The Journey of a Trade

Key  Ideas

  • All securities are involved in the same process connecting the buyer and seller
  • The journey of a trade involves execution, settlement, and clearing of any security traded

Setting the scene

Larry, an Apple bond, is looking to be traded on the market. As a bond, Larry goes through an entire journey before becoming part of an individual's investment portfolio. The journey starts when someone (could be you!) decides to buy Larry. The trader submits an order to a broker, who then forwards it to an exchange. Larry could be traded on the NASDAQ, the New York Stock Exchange (NYSE), or over-the-counter (OTC), depending on where he is listed. Once Larry is on the exchange, he joins a queue with other trades waiting to be executed. 

Larry waits patiently in the queue until he is matched with a counterparty who is willing to sell him at the same price the trader is willing to buy him. Once the trade is executed, Larry's settlement process begins. This involves the transfer of ownership and cash between the buyer and seller. The clearing process ensures that the trade is valid, and all parties meet their financial obligations. This process can take a few days, but it ensures that the trade is settled accurately and efficiently.

Even though Larry the Apple bond is a relatively low-risk investment, he is subject to the same process as all other trades. This is to ensure that all parties are protected. After this process is complete, Larry becomes part of the buyer’s investment portfolio, generating income and contributing to the goodwill of the market.

The Role of Brokerages

Since financial markets are robust and can be engaged by many parties, there is a plethora of buyers who can execute trades. At large, these buyers are split into retail and institutional buyers. Retail traders buy and sell securities for personal investment, while institutional buyers manage large amounts of money on behalf of their clients.

Institutional buyers can execute orders through a variety of channels, including direct access to the market, electronic trading platforms, and over-the-counter (OTC) markets. Institutions have access to better pricing and execution through the use of complex algorithmic trading that focuses on finding orders within the best bid-ask spreads.

While institutions can access the market in other ways, both retail traders and institutions can leverage the use of brokerages.
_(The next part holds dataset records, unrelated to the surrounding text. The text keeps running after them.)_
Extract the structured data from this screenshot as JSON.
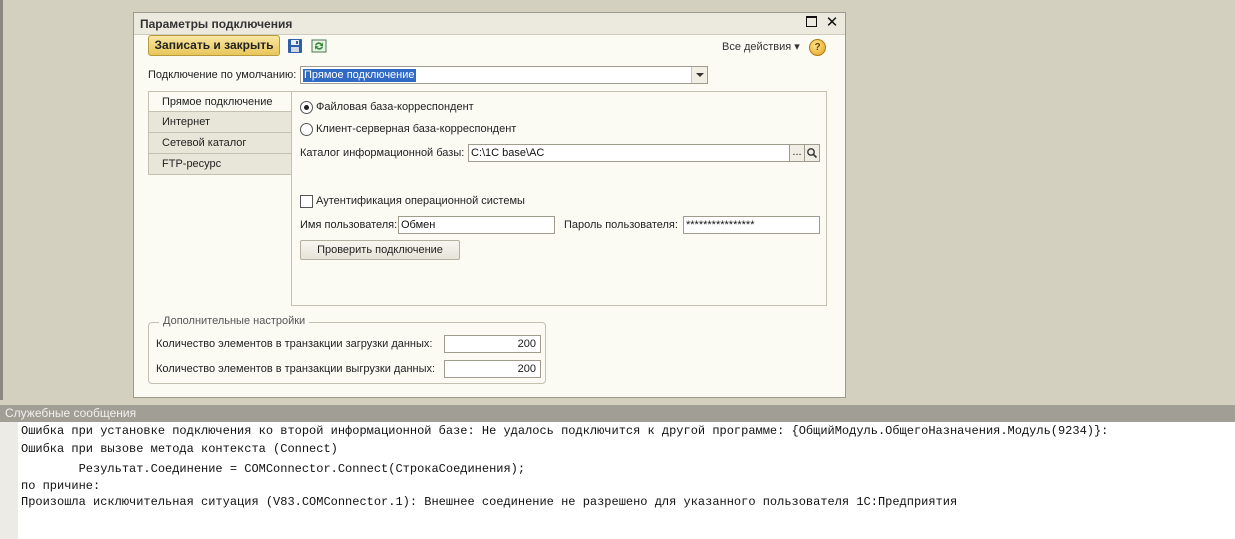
{
  "window": {
    "title": "Параметры подключения",
    "maximize_icon": "maximize-icon",
    "close_icon": "close-icon"
  },
  "toolbar": {
    "save_close_label": "Записать и закрыть",
    "save_icon": "floppy-disk-icon",
    "refresh_icon": "refresh-icon",
    "all_actions_label": "Все действия ▾",
    "help_label": "?"
  },
  "default_connection": {
    "label": "Подключение по умолчанию:",
    "value": "Прямое подключение"
  },
  "tabs": [
    {
      "label": "Прямое подключение",
      "active": true
    },
    {
      "label": "Интернет",
      "active": false
    },
    {
      "label": "Сетевой каталог",
      "active": false
    },
    {
      "label": "FTP-ресурс",
      "active": false
    }
  ],
  "direct_panel": {
    "radio_file": "Файловая база-корреспондент",
    "radio_server": "Клиент-серверная база-корреспондент",
    "catalog_label": "Каталог информационной базы:",
    "catalog_value": "C:\\1C base\\AC",
    "browse_label": "...",
    "os_auth_label": "Аутентификация операционной системы",
    "os_auth_checked": false,
    "username_label": "Имя пользователя:",
    "username_value": "Обмен",
    "password_label": "Пароль пользователя:",
    "password_value": "****************",
    "check_button_label": "Проверить подключение"
  },
  "extra_settings": {
    "title": "Дополнительные настройки",
    "load_label": "Количество элементов в транзакции загрузки данных:",
    "load_value": "200",
    "unload_label": "Количество элементов в транзакции выгрузки данных:",
    "unload_value": "200"
  },
  "messages": {
    "header": "Служебные сообщения",
    "lines": [
      "Ошибка при установке подключения ко второй информационной базе: Не удалось подключится к другой программе: {ОбщийМодуль.ОбщегоНазначения.Модуль(9234)}:",
      "Ошибка при вызове метода контекста (Connect)",
      "        Результат.Соединение = COMConnector.Connect(СтрокаСоединения);",
      "по причине:",
      "Произошла исключительная ситуация (V83.COMConnector.1): Внешнее соединение не разрешено для указанного пользователя 1С:Предприятия"
    ]
  },
  "colors": {
    "background": "#d4d0c0",
    "accent_button": "#e8c65a",
    "selection": "#316ac5",
    "messages_header": "#a19e96"
  }
}
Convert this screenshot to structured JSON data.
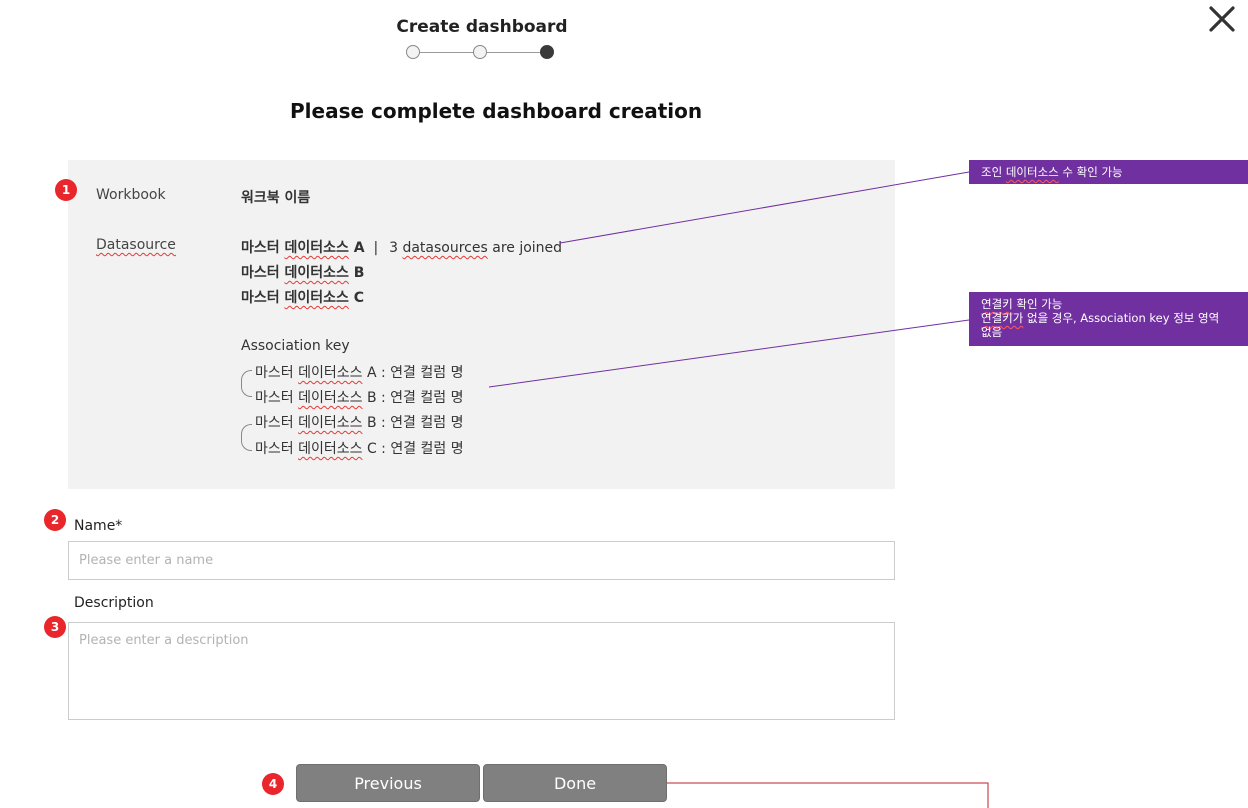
{
  "header": {
    "title": "Create dashboard",
    "steps_total": 3,
    "current_step": 3
  },
  "page_heading": "Please complete dashboard creation",
  "info": {
    "badge": "1",
    "workbook_label": "Workbook",
    "workbook_value": "워크북 이름",
    "datasource_label": "Datasource",
    "datasources": [
      "마스터 데이터소스 A",
      "마스터 데이터소스 B",
      "마스터 데이터소스 C"
    ],
    "separator": "|",
    "joined_text": "3 datasources are joined",
    "association_key_label": "Association key",
    "association_keys": [
      {
        "prefix": "마스터",
        "ds": "데이터소스",
        "suffix": "A : 연결 컬럼 명"
      },
      {
        "prefix": "마스터",
        "ds": "데이터소스",
        "suffix": "B : 연결 컬럼 명"
      },
      {
        "prefix": "마스터",
        "ds": "데이터소스",
        "suffix": "B : 연결 컬럼 명"
      },
      {
        "prefix": "마스터",
        "ds": "데이터소스",
        "suffix": "C : 연결 컬럼 명"
      }
    ]
  },
  "form": {
    "name_badge": "2",
    "name_label": "Name*",
    "name_placeholder": "Please enter a name",
    "name_value": "",
    "desc_badge": "3",
    "desc_label": "Description",
    "desc_placeholder": "Please enter a description",
    "desc_value": ""
  },
  "buttons": {
    "badge": "4",
    "previous": "Previous",
    "done": "Done"
  },
  "notes": {
    "join_count": {
      "pre": "조인",
      "wavy": "데이터소스",
      "post": "수 확인 가능"
    },
    "assoc_key_line1": {
      "wavy": "연결키",
      "post": "확인 가능"
    },
    "assoc_key_line2": {
      "wavy": "연결키가",
      "post": "없을 경우, Association key 정보 영역"
    },
    "assoc_key_line3": "없음"
  },
  "colors": {
    "accent_note": "#7030a0",
    "badge": "#e8262b",
    "button": "#808080",
    "panel": "#f2f2f2",
    "connector_red": "#c0202a"
  }
}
Institutions are known to use brokerages to execute orders in markets will limited access or for complex trades that fall out of their wheelhouse. Retail traders can execute orders through a brokerage, which acts as an intermediary between the trader and the market. Brokerages provide traders with access to various markets and financial products, allowing them to execute trades quickly and efficiently. 

Here’s where it gets confusing. Just like institutions use brokerages, brokerages can use institutions. Take Robinhood, for example, a firm that leverages Citadel to attain the most optimal prices for its customers. While brokerages and institutions have somewhat of an interdependent relationship, the vast majority of retail traders use some form of brokerage to manage their portfolios.
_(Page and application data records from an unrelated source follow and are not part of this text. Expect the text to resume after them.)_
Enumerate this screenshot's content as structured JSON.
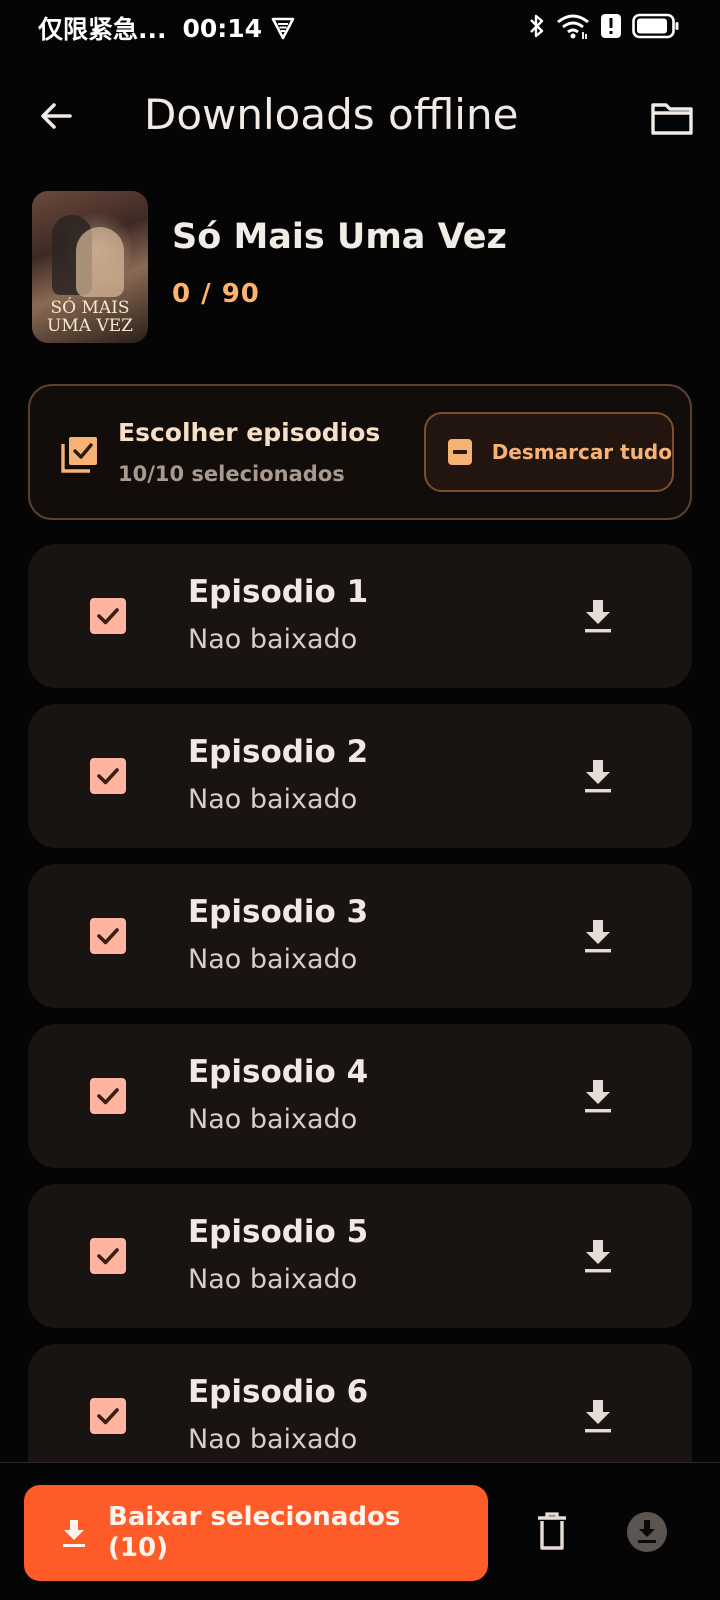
{
  "status_bar": {
    "notification_text": "仅限紧急...",
    "time": "00:14",
    "icons": [
      "vpn-icon",
      "bluetooth-icon",
      "wifi-icon",
      "alert-icon",
      "battery-icon"
    ]
  },
  "header": {
    "title": "Downloads offline",
    "back_icon": "arrow-left-icon",
    "folder_icon": "folder-icon"
  },
  "series": {
    "title": "Só Mais Uma Vez",
    "progress": "0 / 90",
    "poster_text": "SÓ MAIS\nUMA VEZ"
  },
  "selection": {
    "title": "Escolher episodios",
    "count": "10/10 selecionados",
    "deselect_label": "Desmarcar tudo"
  },
  "episodes": [
    {
      "title": "Episodio 1",
      "status": "Nao baixado",
      "checked": true
    },
    {
      "title": "Episodio 2",
      "status": "Nao baixado",
      "checked": true
    },
    {
      "title": "Episodio 3",
      "status": "Nao baixado",
      "checked": true
    },
    {
      "title": "Episodio 4",
      "status": "Nao baixado",
      "checked": true
    },
    {
      "title": "Episodio 5",
      "status": "Nao baixado",
      "checked": true
    },
    {
      "title": "Episodio 6",
      "status": "Nao baixado",
      "checked": true
    }
  ],
  "footer": {
    "download_label": "Baixar selecionados (10)"
  },
  "colors": {
    "accent": "#ff5b28",
    "highlight": "#ffb36b",
    "checkbox": "#ffb4a0",
    "card": "#191412",
    "background": "#050505"
  }
}
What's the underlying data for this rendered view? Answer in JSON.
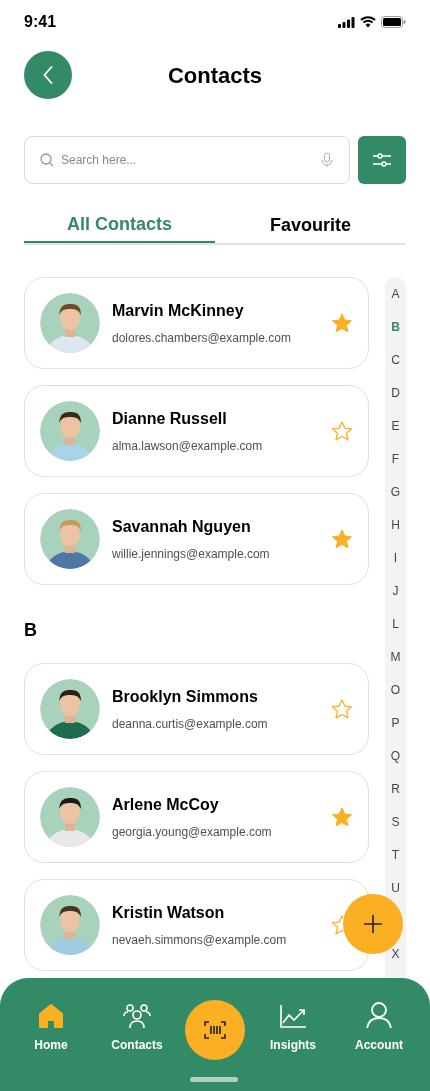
{
  "status_bar": {
    "time": "9:41"
  },
  "header": {
    "title": "Contacts"
  },
  "search": {
    "placeholder": "Search here..."
  },
  "tabs": [
    {
      "label": "All Contacts",
      "selected": true
    },
    {
      "label": "Favourite",
      "selected": false
    }
  ],
  "sections": [
    {
      "contacts": [
        {
          "name": "Marvin McKinney",
          "email": "dolores.chambers@example.com",
          "favourite": true
        },
        {
          "name": "Dianne Russell",
          "email": "alma.lawson@example.com",
          "favourite": false
        },
        {
          "name": "Savannah Nguyen",
          "email": "willie.jennings@example.com",
          "favourite": true
        }
      ]
    },
    {
      "header": "B",
      "contacts": [
        {
          "name": "Brooklyn Simmons",
          "email": "deanna.curtis@example.com",
          "favourite": false
        },
        {
          "name": "Arlene McCoy",
          "email": "georgia.young@example.com",
          "favourite": true
        },
        {
          "name": "Kristin Watson",
          "email": "nevaeh.simmons@example.com",
          "favourite": false
        }
      ]
    }
  ],
  "index": [
    {
      "letter": "A",
      "selected": false
    },
    {
      "letter": "B",
      "selected": true
    },
    {
      "letter": "C",
      "selected": false
    },
    {
      "letter": "D",
      "selected": false
    },
    {
      "letter": "E",
      "selected": false
    },
    {
      "letter": "F",
      "selected": false
    },
    {
      "letter": "G",
      "selected": false
    },
    {
      "letter": "H",
      "selected": false
    },
    {
      "letter": "I",
      "selected": false
    },
    {
      "letter": "J",
      "selected": false
    },
    {
      "letter": "L",
      "selected": false
    },
    {
      "letter": "M",
      "selected": false
    },
    {
      "letter": "O",
      "selected": false
    },
    {
      "letter": "P",
      "selected": false
    },
    {
      "letter": "Q",
      "selected": false
    },
    {
      "letter": "R",
      "selected": false
    },
    {
      "letter": "S",
      "selected": false
    },
    {
      "letter": "T",
      "selected": false
    },
    {
      "letter": "U",
      "selected": false
    },
    {
      "letter": "X",
      "selected": false
    }
  ],
  "bottom_nav": [
    {
      "kind": "tab",
      "label": "Home",
      "selected": true
    },
    {
      "kind": "tab",
      "label": "Contacts",
      "selected": false
    },
    {
      "kind": "scan"
    },
    {
      "kind": "tab",
      "label": "Insights",
      "selected": false
    },
    {
      "kind": "tab",
      "label": "Account",
      "selected": false
    }
  ]
}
The Clearing and Settling Process

When you execute a trade, the DTCC helps to settle the trade. This means that it ensures that the securities (like bonds) you bought or sold are delivered to the right people and that the money for the trade is transferred correctly. The DTCC works behind the scenes to make sure everything is done accurately and securely.

For example, if you sold some Apple bonds, the DTCC would make sure that the buyer gets the bonds they paid for and that you receive the money from the sale. This can take a few days, typically 2-3 business days for most bond trades, but it can vary depending on the type of bond and how the trade is settled. Overall, the DTCC plays a very important role in ensuring that trades are settled correctly and efficiently, which helps to keep the financial markets running smoothly.